## [Assigned task]
The records are to be copied word for word, and the pictures dropped.

## [Information shown]

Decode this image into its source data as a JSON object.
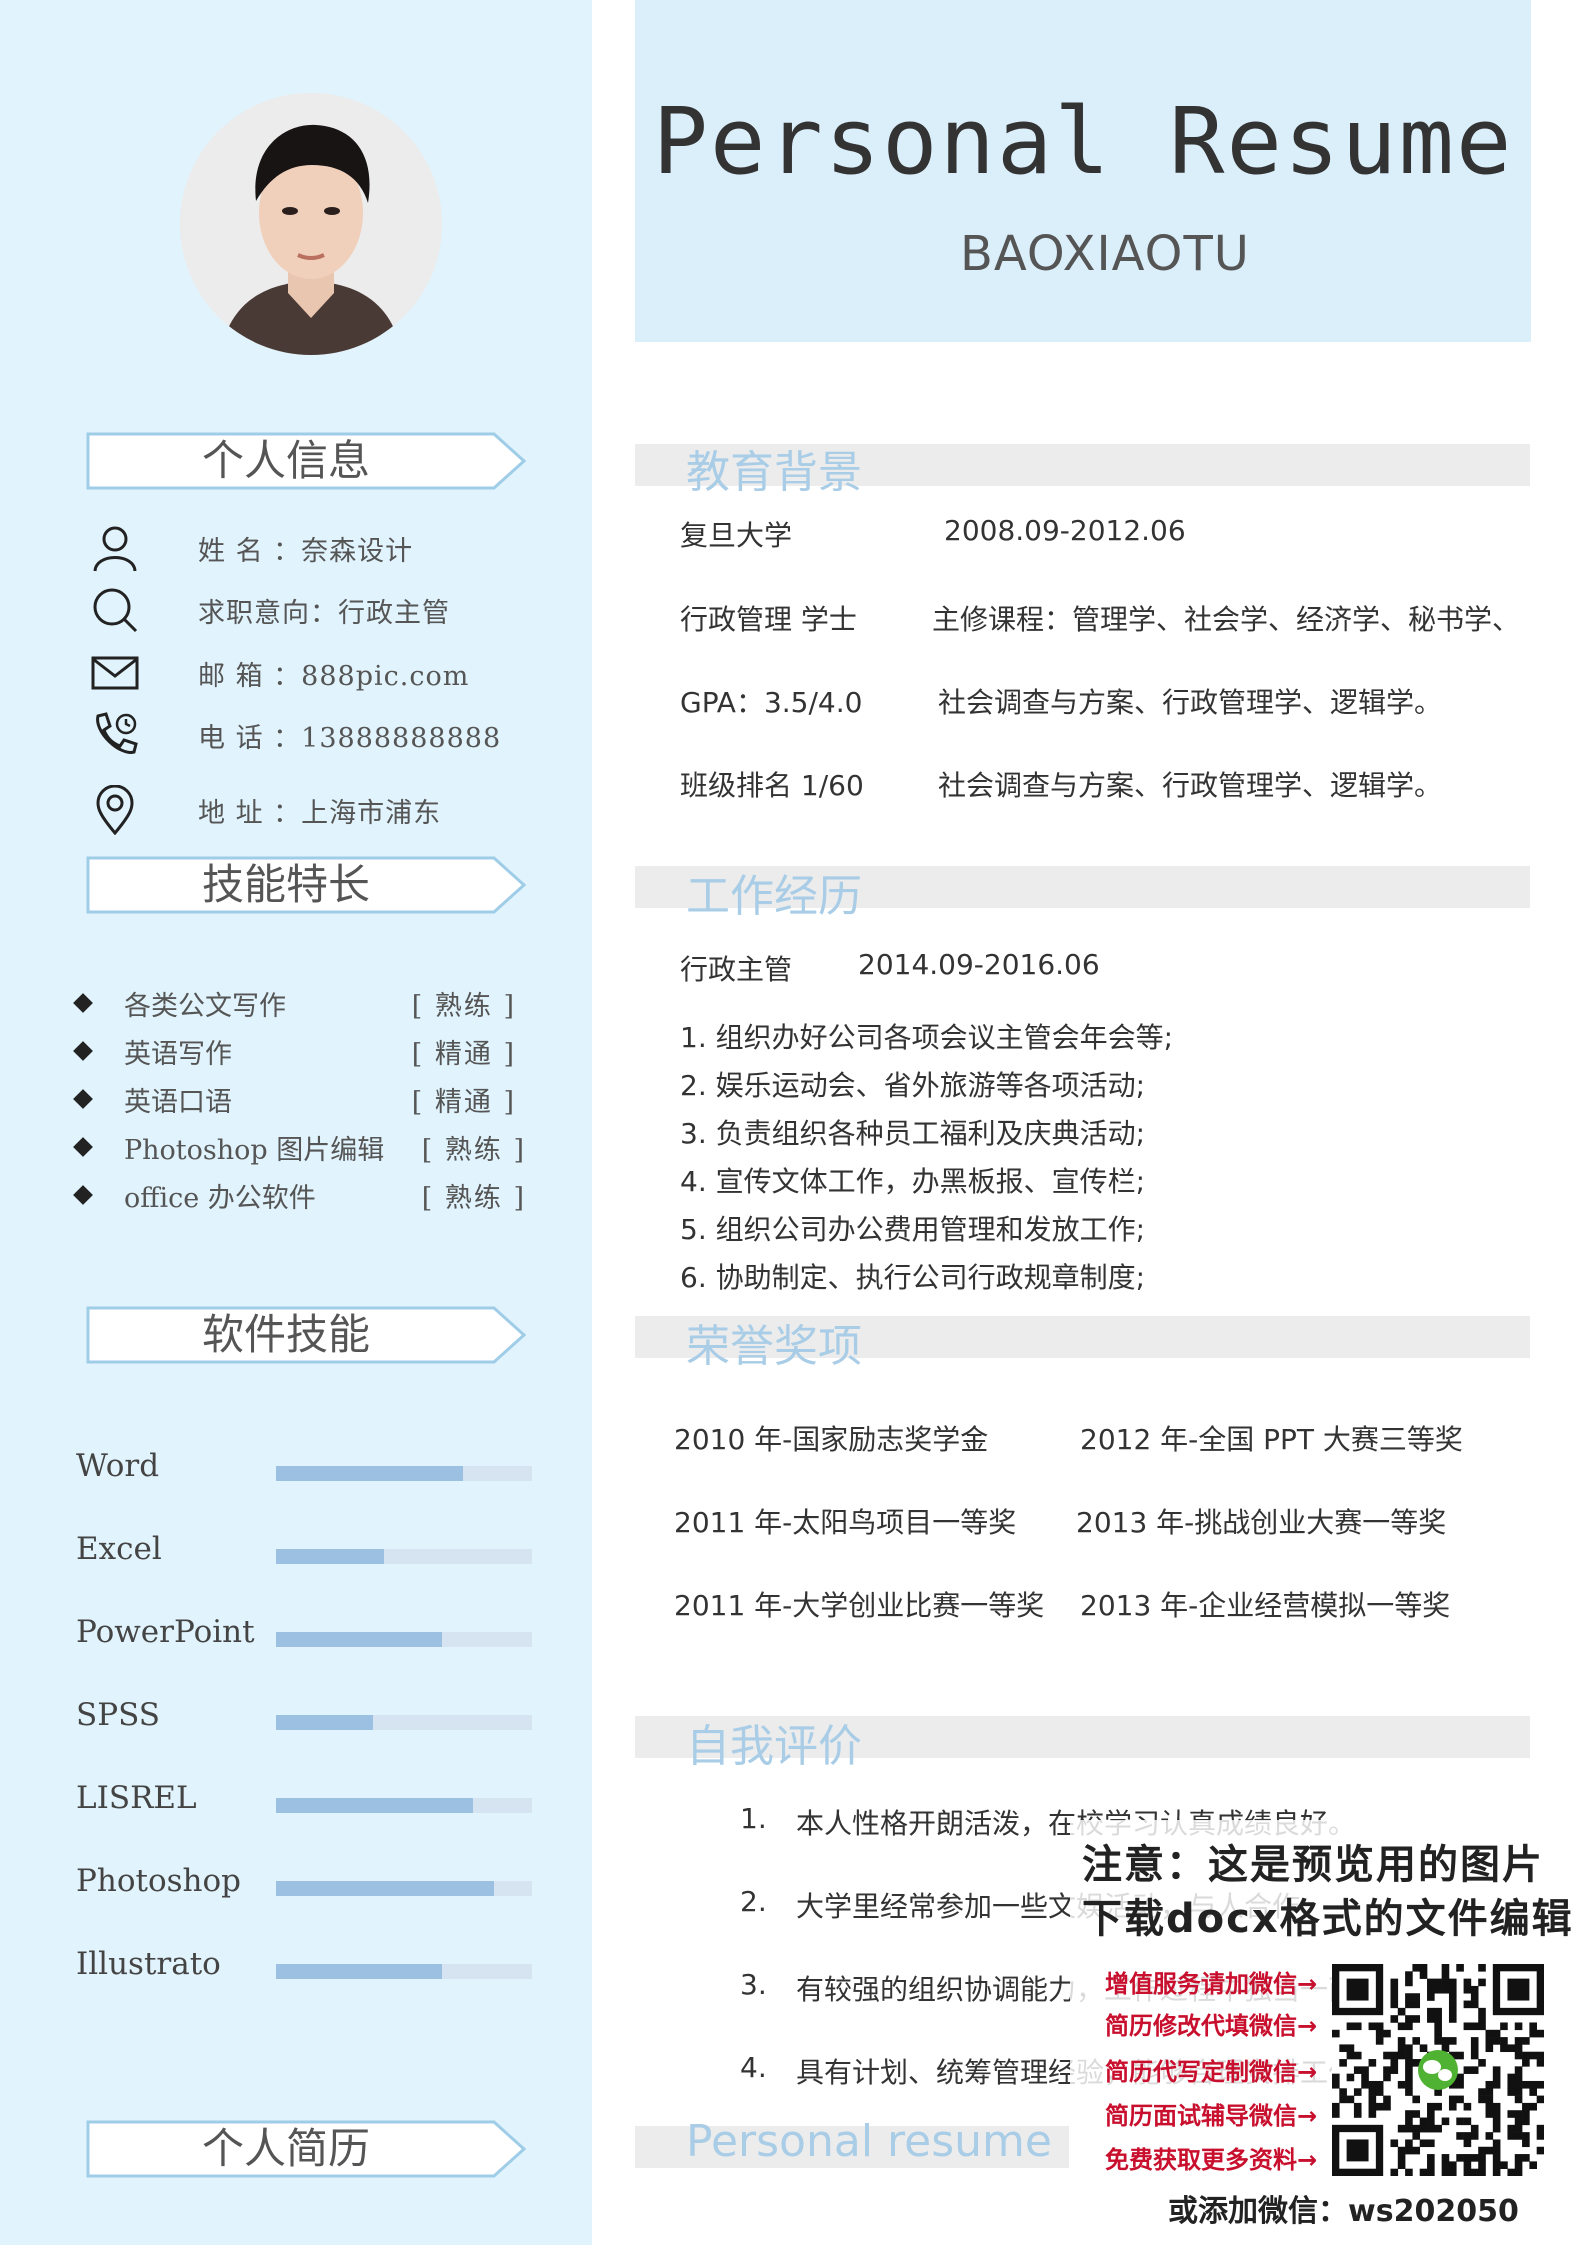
{
  "header": {
    "title": "Personal Resume",
    "name": "BAOXIAOTU"
  },
  "sidebar": {
    "headings": {
      "info": "个人信息",
      "skills": "技能特长",
      "software": "软件技能",
      "profile": "个人简历"
    },
    "info": [
      {
        "icon": "user-icon",
        "text": "姓  名 ：奈森设计"
      },
      {
        "icon": "search-icon",
        "text": "求职意向：行政主管"
      },
      {
        "icon": "mail-icon",
        "text": "邮  箱 ：888pic.com"
      },
      {
        "icon": "phone-icon",
        "text": "电  话 ：13888888888"
      },
      {
        "icon": "location-icon",
        "text": "地  址 ：上海市浦东"
      }
    ],
    "skills": [
      {
        "name": "各类公文写作",
        "level": "[ 熟练 ]"
      },
      {
        "name": "英语写作",
        "level": "[ 精通 ]"
      },
      {
        "name": "英语口语",
        "level": "[ 精通 ]"
      },
      {
        "name": "Photoshop 图片编辑",
        "level": "[ 熟练 ]"
      },
      {
        "name": "office 办公软件",
        "level": "[ 熟练 ]"
      }
    ],
    "software": [
      {
        "name": "Word",
        "level": 0.73
      },
      {
        "name": "Excel",
        "level": 0.42
      },
      {
        "name": "PowerPoint",
        "level": 0.65
      },
      {
        "name": "SPSS",
        "level": 0.38
      },
      {
        "name": "LISREL",
        "level": 0.77
      },
      {
        "name": "Photoshop",
        "level": 0.85
      },
      {
        "name": "Illustrato",
        "level": 0.65
      }
    ]
  },
  "education": {
    "title": "教育背景",
    "school": "复旦大学",
    "period": "2008.09-2012.06",
    "degree": "行政管理  学士",
    "courses_1": "主修课程：管理学、社会学、经济学、秘书学、",
    "gpa": "GPA：3.5/4.0",
    "courses_2": "社会调查与方案、行政管理学、逻辑学。",
    "rank": "班级排名  1/60",
    "courses_3": "社会调查与方案、行政管理学、逻辑学。"
  },
  "work": {
    "title": "工作经历",
    "position": "行政主管",
    "period": "2014.09-2016.06",
    "duties": [
      "1. 组织办好公司各项会议主管会年会等;",
      "2. 娱乐运动会、省外旅游等各项活动;",
      "3. 负责组织各种员工福利及庆典活动;",
      "4. 宣传文体工作，办黑板报、宣传栏;",
      "5. 组织公司办公费用管理和发放工作;",
      "6. 协助制定、执行公司行政规章制度;"
    ]
  },
  "honors": {
    "title": "荣誉奖项",
    "items": [
      "2010 年-国家励志奖学金",
      "2012 年-全国 PPT 大赛三等奖",
      "2011 年-太阳鸟项目一等奖",
      "2013 年-挑战创业大赛一等奖",
      "2011 年-大学创业比赛一等奖",
      "2013 年-企业经营模拟一等奖"
    ]
  },
  "self": {
    "title": "自我评价",
    "items": [
      {
        "num": "1.",
        "text": "本人性格开朗活泼，在校学习认真成绩良好。"
      },
      {
        "num": "2.",
        "text": "大学里经常参加一些文娱活动，与人合作"
      },
      {
        "num": "3.",
        "text": "有较强的组织协调能力，工作过程中独当一面"
      },
      {
        "num": "4.",
        "text": "具有计划、统筹管理经验，能够合理安排工作"
      }
    ]
  },
  "footer": {
    "title": "Personal resume"
  },
  "watermark": {
    "line1": "注意：这是预览用的图片",
    "line2": "下载docx格式的文件编辑",
    "links": [
      "增值服务请加微信→",
      "简历修改代填微信→",
      "简历代写定制微信→",
      "简历面试辅导微信→",
      "免费获取更多资料→"
    ],
    "wechat": "或添加微信：ws202050"
  }
}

## [Response to this task]
Decode this image into its source data as a JSON object.
{
  "header": {
    "title": "Personal Resume",
    "name": "BAOXIAOTU"
  },
  "sidebar": {
    "headings": {
      "info": "个人信息",
      "skills": "技能特长",
      "software": "软件技能",
      "profile": "个人简历"
    },
    "info": [
      {
        "icon": "user-icon",
        "text": "姓  名 ：奈森设计"
      },
      {
        "icon": "search-icon",
        "text": "求职意向：行政主管"
      },
      {
        "icon": "mail-icon",
        "text": "邮  箱 ：888pic.com"
      },
      {
        "icon": "phone-icon",
        "text": "电  话 ：13888888888"
      },
      {
        "icon": "location-icon",
        "text": "地  址 ：上海市浦东"
      }
    ],
    "skills": [
      {
        "name": "各类公文写作",
        "level": "[ 熟练 ]"
      },
      {
        "name": "英语写作",
        "level": "[ 精通 ]"
      },
      {
        "name": "英语口语",
        "level": "[ 精通 ]"
      },
      {
        "name": "Photoshop 图片编辑",
        "level": "[ 熟练 ]"
      },
      {
        "name": "office 办公软件",
        "level": "[ 熟练 ]"
      }
    ],
    "software": [
      {
        "name": "Word",
        "level": 0.73
      },
      {
        "name": "Excel",
        "level": 0.42
      },
      {
        "name": "PowerPoint",
        "level": 0.65
      },
      {
        "name": "SPSS",
        "level": 0.38
      },
      {
        "name": "LISREL",
        "level": 0.77
      },
      {
        "name": "Photoshop",
        "level": 0.85
      },
      {
        "name": "Illustrato",
        "level": 0.65
      }
    ]
  },
  "education": {
    "title": "教育背景",
    "school": "复旦大学",
    "period": "2008.09-2012.06",
    "degree": "行政管理  学士",
    "courses_1": "主修课程：管理学、社会学、经济学、秘书学、",
    "gpa": "GPA：3.5/4.0",
    "courses_2": "社会调查与方案、行政管理学、逻辑学。",
    "rank": "班级排名  1/60",
    "courses_3": "社会调查与方案、行政管理学、逻辑学。"
  },
  "work": {
    "title": "工作经历",
    "position": "行政主管",
    "period": "2014.09-2016.06",
    "duties": [
      "1. 组织办好公司各项会议主管会年会等;",
      "2. 娱乐运动会、省外旅游等各项活动;",
      "3. 负责组织各种员工福利及庆典活动;",
      "4. 宣传文体工作，办黑板报、宣传栏;",
      "5. 组织公司办公费用管理和发放工作;",
      "6. 协助制定、执行公司行政规章制度;"
    ]
  },
  "honors": {
    "title": "荣誉奖项",
    "items": [
      "2010 年-国家励志奖学金",
      "2012 年-全国 PPT 大赛三等奖",
      "2011 年-太阳鸟项目一等奖",
      "2013 年-挑战创业大赛一等奖",
      "2011 年-大学创业比赛一等奖",
      "2013 年-企业经营模拟一等奖"
    ]
  },
  "self": {
    "title": "自我评价",
    "items": [
      {
        "num": "1.",
        "text": "本人性格开朗活泼，在校学习认真成绩良好。"
      },
      {
        "num": "2.",
        "text": "大学里经常参加一些文娱活动，与人合作"
      },
      {
        "num": "3.",
        "text": "有较强的组织协调能力，工作过程中独当一面"
      },
      {
        "num": "4.",
        "text": "具有计划、统筹管理经验，能够合理安排工作"
      }
    ]
  },
  "footer": {
    "title": "Personal resume"
  },
  "watermark": {
    "line1": "注意：这是预览用的图片",
    "line2": "下载docx格式的文件编辑",
    "links": [
      "增值服务请加微信→",
      "简历修改代填微信→",
      "简历代写定制微信→",
      "简历面试辅导微信→",
      "免费获取更多资料→"
    ],
    "wechat": "或添加微信：ws202050"
  }
}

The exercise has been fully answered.